- Descending staccato scale from flute, bassoons and violins at the end to move to codetta.
Codetta – Bars 73-100
- Peaceful and calm tempo.
- Again, long slurred notes at beginning.
- Peace is interrupted with forte violin.
- Use of quavers and crotchets in this section.
Development Section – Bars 101-163
- The music of the development section is based on subject one.
- Improvises a lot on subject one.
- Dynamics similar to subject one being quite, loud and suddenly loud. At the end, uses new dynamics to follow into recapitulation mfp (loud then soft).
Recapitulation – Bars 164-183
- This features the first subject appearing again.
- Short so it flows nicely into Bridge.
- Adopts dynamics of subject one.
Bridge – Bars 184-226
- Overpowering section with loud dynamics and staccato notes.
- Long section: 50 bars long.
Subject 2 Re-appears – Bars 227-259
- Musical and texture are reduced.
- This short section is an extension in which the music modulates to E flat major.
- Hints of the exposition heard, this time in G minor.
Coda – Bars 260-299 (End)
- This section is a bit longer than the codetta.
- (Bars 260-276) The three-note motif from the first subject is passed between the clarinet, bassoon and flute, whilst the first violins exchange the first two notes of the motif in augmentation with the violas and cellos. This section is rounded off with a perfect cadence in G minor at bars 275-276.
- (Bars 276-299) This starts off as a scalic flourish building to the expected final cadence. However this forte passage is suddenly interrupted with some piano woodwind chords at bar 285 during which we hear glimpses of the first subject in the second violins, the first violins at bar 287, cellos at bar 289, the flute, clarinets and bassoons at bar 291.

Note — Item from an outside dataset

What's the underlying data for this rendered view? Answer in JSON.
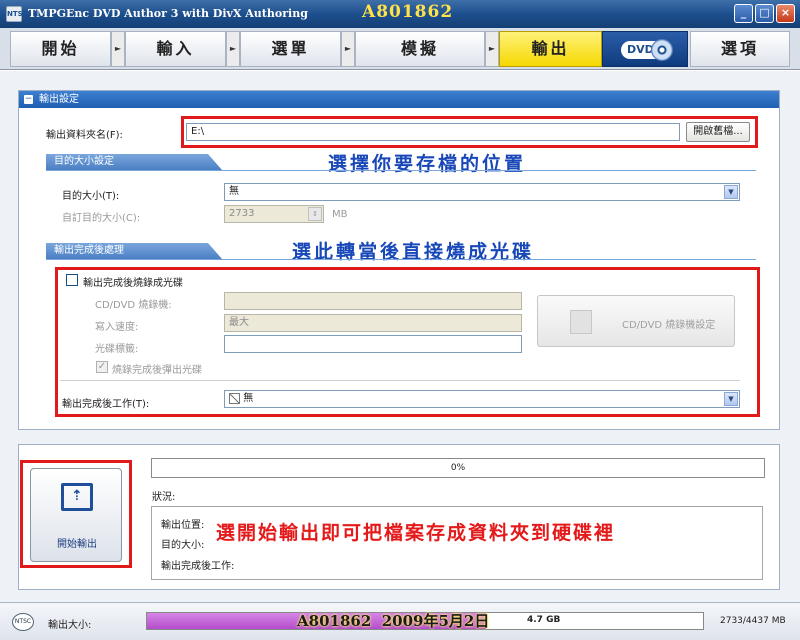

- (Bar 293-299 (End)) The final ‘tutti’ homophonic reiteration of a series of chords I and V in G minor ending with four emphatic full stops (G minor chords). The last section of six bars corresponds to the last six bars of the exposition!